The full arrangements are still to be made. But the Immigrant Genealogical Society is proud to announce that it will hold an all-day workshop featuring Fritz Juengling, Ph.D., AG®. This IGS workshop will be held on Saturday, June 24, 2017 at the Los Angeles FamilySearch Library. They have a classroom that will accommodate the audience we hope to attract. The workshop will have four lectures, two in the morning and two in the afternoon, as follows:
Some Tips for Genealogical Research
Historical Events that Affect German Genealogical Research
Using Meyer’s Gazetteer
Beyond the Obvious Reasons: Practical and Social Decisions for Emigration to America.
You’ll want to reserve this date on your calendar NOW, while you’re thinking about it!!
The March newsletter will arrive late this month. There has been simply too much going on for it to be produced according to the regular schedule.
And, while we’re at it, that schedule now will be that the monthly newsletter will appear on the third Wednesday of each month unless announced otherwise. That would be today, if the schedule could be followed….
The Jewish Gen. Soc. of L.A. sent an email this morning (!) about the program they’re hosting tonight at American Jewish University’s Sperber Library at 7:30 p.m. The title of the talk is: “Why Did My Father Know His Grandfather Had An Uncle Selig?” and the speaker is Israel Pickholtz. Members attend free; guests pay $5 to attend. Here’s the official description…
More than twenty years before Israel Pickholtz began doing serious genealogy, his father sent him a postcard with three bits of family information. One of those was that Israel’s great-grandfather Hersch Pikholz had an uncle Zelig. That information was very important in Israel’s research over the last two decades, research that was helped along by traditional sources and more recently by genetic genealogy. But even as he was progressing in his research, Israel could not shake the question “Why did my father know this?” Israel says “My father was eight years old when his grandfather Hersch Pikholz died and they never had any real conversation. None of the cousins knew about Uncle Zelig, even the older one who lived in the same house as my great-grandfather. My father himself did not recall why he knew this.” And did it even matter? Israel tells the story of his great-great-great-uncle, what he learned about this family and why now he thinks he knows how his father knew. And yes, it matters.

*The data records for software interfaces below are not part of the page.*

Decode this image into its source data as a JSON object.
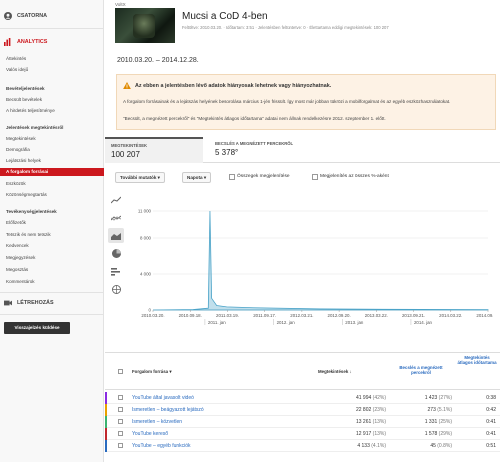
{
  "sidebar": {
    "channel_label": "CSATORNA",
    "analytics_label": "ANALYTICS",
    "create_label": "LÉTREHOZÁS",
    "items": [
      {
        "label": "Áttekintés",
        "bold": false
      },
      {
        "label": "Valós idejű",
        "bold": false
      },
      {
        "label": "Bevételjelentések",
        "bold": true
      },
      {
        "label": "Becsült bevételek",
        "bold": false
      },
      {
        "label": "A hirdetés teljesítménye",
        "bold": false
      },
      {
        "label": "Jelentések megtekintésről",
        "bold": true
      },
      {
        "label": "Megtekintések",
        "bold": false
      },
      {
        "label": "Demográfia",
        "bold": false
      },
      {
        "label": "Lejátszási helyek",
        "bold": false
      },
      {
        "label": "A forgalom forrásai",
        "bold": false,
        "active": true
      },
      {
        "label": "Eszközök",
        "bold": false
      },
      {
        "label": "Közönségmegtartás",
        "bold": false
      },
      {
        "label": "Tevékenységjelentések",
        "bold": true
      },
      {
        "label": "Előfizetők",
        "bold": false
      },
      {
        "label": "Tetszik és nem tetszik",
        "bold": false
      },
      {
        "label": "Kedvencek",
        "bold": false
      },
      {
        "label": "Megjegyzések",
        "bold": false
      },
      {
        "label": "Megosztás",
        "bold": false
      },
      {
        "label": "Kommentárok",
        "bold": false
      }
    ],
    "back_button": "Visszajelzés küldése"
  },
  "header": {
    "breadcrumb": "VoltX",
    "video_title": "Mucsi a CoD 4-ben",
    "video_meta": "Feltöltve: 2010.03.20.  ·  Időtartam: 3:51  ·  Jelentésben feltüntetve: 0  ·  Élettartama eddigi megtekintések: 100 207",
    "date_range": "2010.03.20. – 2014.12.28."
  },
  "warning": {
    "title": "Az ebben a jelentésben lévő adatok hiányosak lehetnek vagy hiányozhatnak.",
    "p1": "A forgalom forrásainak és a lejátszás helyének besorolása március 1-jén frissült. Így most már jobban tükrözi a mobilforgalmat és az egyéb eszközhasználatokat.",
    "p2": "\"Becsült, a megnézett percekről\" és \"Megtekintés átlagos időtartama\" adatai nem állnak rendelkezésre 2012. szeptember 1. előtt."
  },
  "metrics": [
    {
      "label": "MEGTEKINTÉSEK",
      "value": "100 207"
    },
    {
      "label": "BECSLÉS A MEGNÉZETT PERCEKRŐL",
      "value": "5 378°"
    }
  ],
  "toolbar": {
    "dropdown1": "További mutatók ▾",
    "dropdown2": "Napota ▾",
    "check1": "Összegek megjelenítése",
    "check2": "Megjelenítés az összes %-aként"
  },
  "chart_data": {
    "type": "area",
    "color": "#4aa3c8",
    "x": [
      "2010.03.20.",
      "2010.09.18.",
      "2011.03.19.",
      "2011.09.17.",
      "2012.03.21.",
      "2012.09.20.",
      "2013.03.22.",
      "2013.09.21.",
      "2014.03.22.",
      "2014.09.22."
    ],
    "sub_labels": [
      "2011. jan",
      "2012. jan",
      "2013. jan",
      "2014. jan"
    ],
    "y_ticks": [
      "11 000",
      "8 000",
      "4 000",
      "0"
    ],
    "ylim": [
      0,
      11000
    ],
    "points": [
      {
        "x": 0.0,
        "y": 0
      },
      {
        "x": 0.12,
        "y": 50
      },
      {
        "x": 0.165,
        "y": 200
      },
      {
        "x": 0.17,
        "y": 11000
      },
      {
        "x": 0.175,
        "y": 1300
      },
      {
        "x": 0.19,
        "y": 500
      },
      {
        "x": 0.22,
        "y": 350
      },
      {
        "x": 0.3,
        "y": 250
      },
      {
        "x": 0.5,
        "y": 120
      },
      {
        "x": 0.8,
        "y": 60
      },
      {
        "x": 1.0,
        "y": 40
      }
    ]
  },
  "table": {
    "headers": {
      "source": "Forgalom forrása ▾",
      "views": "Megtekintések ↓",
      "minutes": "Becslés a megnézett percekről",
      "avg": "Megtekintés átlagos időtartama"
    },
    "rows": [
      {
        "source": "YouTube által javasolt videó",
        "views": "41 994",
        "views_pct": "(42%)",
        "minutes": "1 423",
        "minutes_pct": "(27%)",
        "avg": "0:38",
        "color": "#8a2be2"
      },
      {
        "source": "Ismeretlen – beágyazott lejátszó",
        "views": "22 802",
        "views_pct": "(23%)",
        "minutes": "273",
        "minutes_pct": "(5.1%)",
        "avg": "0:42",
        "color": "#e8a000"
      },
      {
        "source": "Ismeretlen – közvetlen",
        "views": "13 261",
        "views_pct": "(13%)",
        "minutes": "1 331",
        "minutes_pct": "(25%)",
        "avg": "0:41",
        "color": "#3cb371"
      },
      {
        "source": "YouTube kereső",
        "views": "12 917",
        "views_pct": "(13%)",
        "minutes": "1 578",
        "minutes_pct": "(29%)",
        "avg": "0:41",
        "color": "#c1272d"
      },
      {
        "source": "YouTube – egyéb funkciók",
        "views": "4 133",
        "views_pct": "(4.1%)",
        "minutes": "45",
        "minutes_pct": "(0.8%)",
        "avg": "0:51",
        "color": "#2a6bbf"
      }
    ]
  }
}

Israel Pickholtz has lived in Israel since 1973 and now lives in Jerusalem. He has done serious family research for nearly twenty years. His flagship work is the Pikholz Project, a single-surname project to identify and reconnect all Pikholz descendants. Alongside his work as a professional genealogist, taking clients in Israel and abroad, he became heavily involved in genetic genealogy in 2013. He manages test kits of over ninety family members at last count. In August 2015 he published a book “ENDOGAMY: One Family, One People,” available at www.endogamy-one-family.com He blogs athttp://allmyforeparents.blogspot.com and receives mail at IsraelP@pikholz.org
I haven’t investigated what I’ve read in a German mailing list, but it sure is interesting (and I’ve seen similar comments before):
(translated) “In the collection Rheinland are hidden, among other things, military church books from East Prussia, church books from Leipzig and much more….”
Germans are divided on Ancestry.com, with several being critical of transcription errors by persons unfamiliar with the locality of the documents, and (of course) of errors in family trees that are then perpetuated by others. Generally, however, they recognize that using it with care is far preferable than having to travel to read documents the old way.
Moral of the story: It’s always good to explore online resources thoroughly!
Early, discounted registration runs through March: $225 for individuals belonging to organizations that are members of the International German Genealogy Partnership (formerly German-American Genealogical Partnership), and $250 for all others. If you’re a member in good standing of the IGS, then you qualify for the discount. Regular registration begins April 1 at the standard rate, $299. The general conference information is here.
Hotel rooms at the Minneapolis Marriott Northwest Hotel in Brooklyn Park, Minn., venue for the conference, sold out in December. Additional nearby hotels are offering special rates for conference attendees. Go here for hotel information and room reservations, and find the link to the hotels at the very bottom of the page.
“This may be one of the largest German genealogy events ever held in the United States,” said officials of the Minnesota-based Germanic Genealogy Society, host of conference and a co-founder of the Partnership, which is organizing the conference.
“Upfront with NGS” is the blog for the National Genealogical Society. Every so often they post something that really gets a person to sit up and take notice. Such is the case with an offering today on an online Irish Family Research Workbook. This has been produced by the National Archives of Ireland, and their link to the Workbook is on the “Upfront” page that you’ll get when you click the line above….
If you’re not a member of NGS, please consider joining! They help keep us connected.
The International German Genealogy Partnership (IGGP) is now online, and while it is still new and undergoing modifications you’ll want to bookmark it and refer to it often.
When you’re at the IGGP homepage, don’t overlook the information available in the sidebar with reference to our 2017 Conference. Brochures are available for download here, or you may pick up a paper copy at the IGS Library in Burbank.